This means that our intuition, and our minds, are playing tricks on us and making us think things that are just false. We see this with algebra problems, vision exercises - which table is longer - on social media. We think it’s one thing, but the fact is, it’s definitely the other.
You think that if you walk out of your house and get hit by a car, you will be unhappy for the rest of your life. But that’s also just not true.
You think that if you are in school and you get better grades than you expect, you will be happier. You think that if you win the lottery, all of your worries will disappear, and you will be the happiest ever. But all of this is just not true. It’s not how happiness works. The data says you will go back to baseline. Scientists call this hedonic adaptation.
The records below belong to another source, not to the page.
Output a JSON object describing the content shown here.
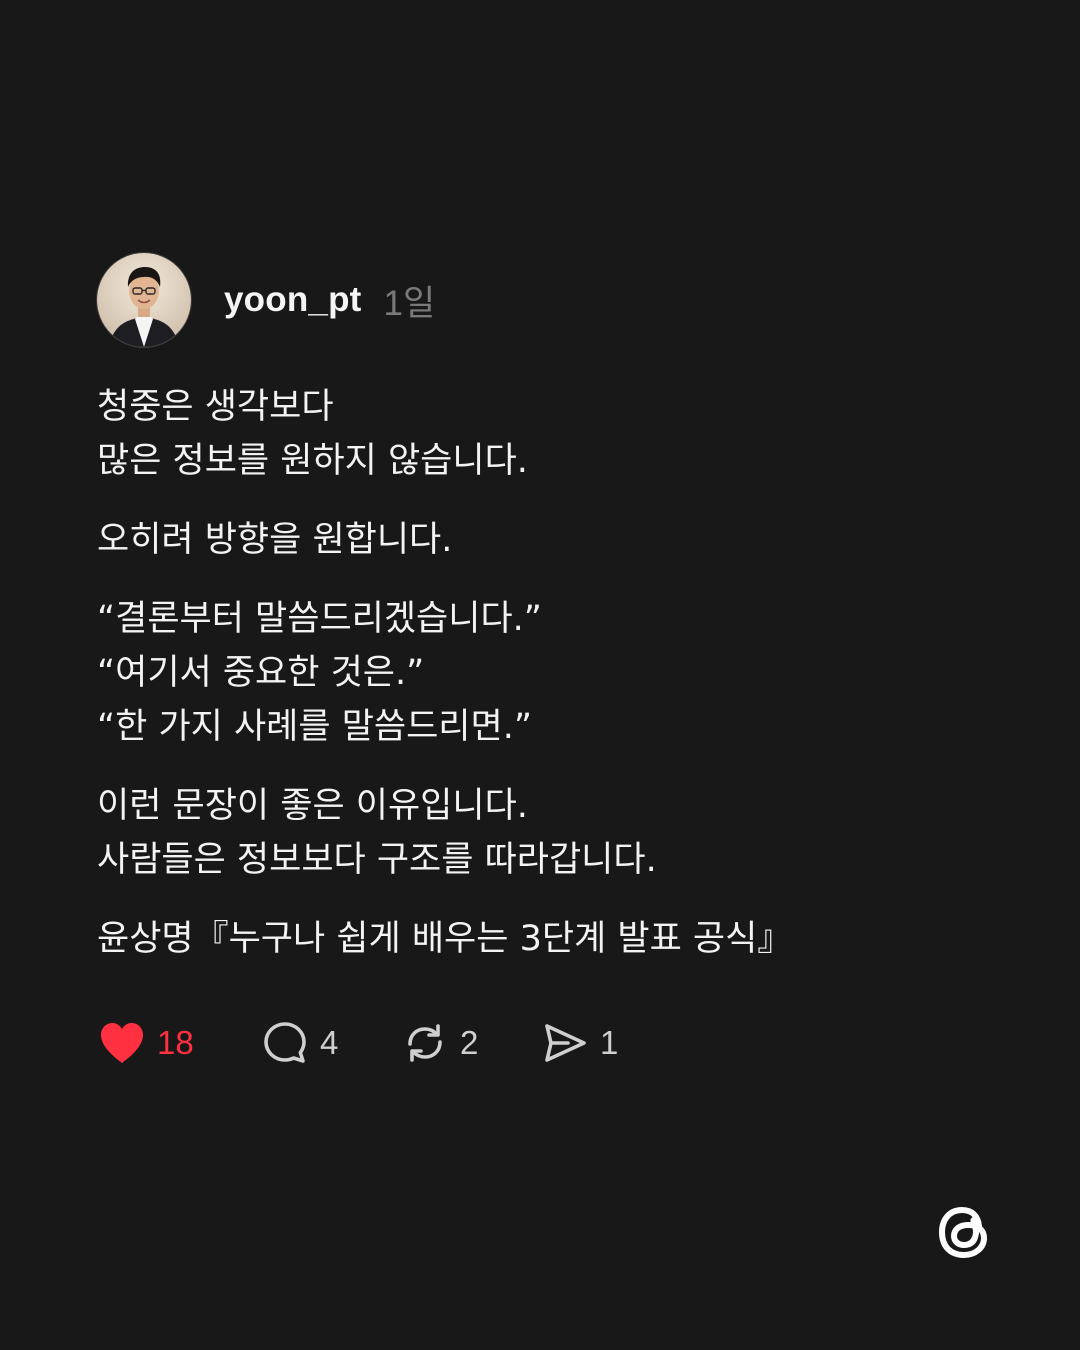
{
  "post": {
    "username": "yoon_pt",
    "time": "1일",
    "paragraphs": [
      [
        "청중은 생각보다",
        "많은 정보를 원하지 않습니다."
      ],
      [
        "오히려 방향을 원합니다."
      ],
      [
        "“결론부터 말씀드리겠습니다.”",
        "“여기서 중요한 것은.”",
        "“한 가지 사례를 말씀드리면.”"
      ],
      [
        "이런 문장이 좋은 이유입니다.",
        "사람들은 정보보다 구조를 따라갑니다."
      ],
      [
        "윤상명『누구나 쉽게 배우는 3단계 발표 공식』"
      ]
    ]
  },
  "actions": {
    "likes": "18",
    "comments": "4",
    "reposts": "2",
    "shares": "1"
  },
  "icons": {
    "like": "heart-icon",
    "comment": "comment-bubble-icon",
    "repost": "repost-icon",
    "share": "send-icon",
    "brand": "threads-logo"
  },
  "colors": {
    "background": "#181818",
    "like_active": "#ff3040",
    "text": "#f3f3f3",
    "muted": "#7a7a7a"
  }
}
It’s when you get that job promotion, and you think that’s all you’ll ever need, and a few years later, you want another promotion.
This is fascinating because we can see how our brain tricks us into choosing material items or goals that are just wrong. We think the bad thing will be so much worse than it is, and we think the good thing, winning the lottery, will be so much better than it is. We humans get it wrong - almost all of the time.
We also know that our mind compares our wants against reference points instead of absolutes, and then, our minds have this terrible tendency to get used to stuff, and we don’t even realize it. But, the good news is that if we are intentional, we can overcome these human biases.
When we think about the ways we try to make ourselves happy, Dr. Santos says the first way is to not invest in awesome material stuff. Even if we think it’s the coolest thing. The new car just becomes the car. Being aware of it is half the battle. We get used “stuff” and over time, there just isn’t that much happiness to derive from it.
On the flip side, forget about the stuff and, instead, consider investing in experiences. Experiences don’t stick around, we don’t have time to adapt to them. So what we are left with is this wonderful memory of the experience.
The science indicates that people who invest in experiences are, in fact, happier. So instead of thinking about how you might treat yourself with stuff, change it around and think about experiences instead.
Also, it’s hard to have a social comparison when you are talking about a trip versus a new pair of shoes or your car versus someone else's car. So if we are the type of people that invest in experiences, we are more likely to not compare ourselves to other people’s awesome experiences.
The insight is simple. As humans, we will overestimate almost all of the time how happy something will make us. Be aware of that the next time you want something. Consider experiences over things and push against social comparison. Being intentional about our thoughts, with this piece of knowledge, is one way we can boost our happiness.
Life is heavy enough; we shouldn’t have to search for happiness. Get the exclusive happiness email, delivered with a smile twice a month to your inbox. https://www.katiejefcoat.com/email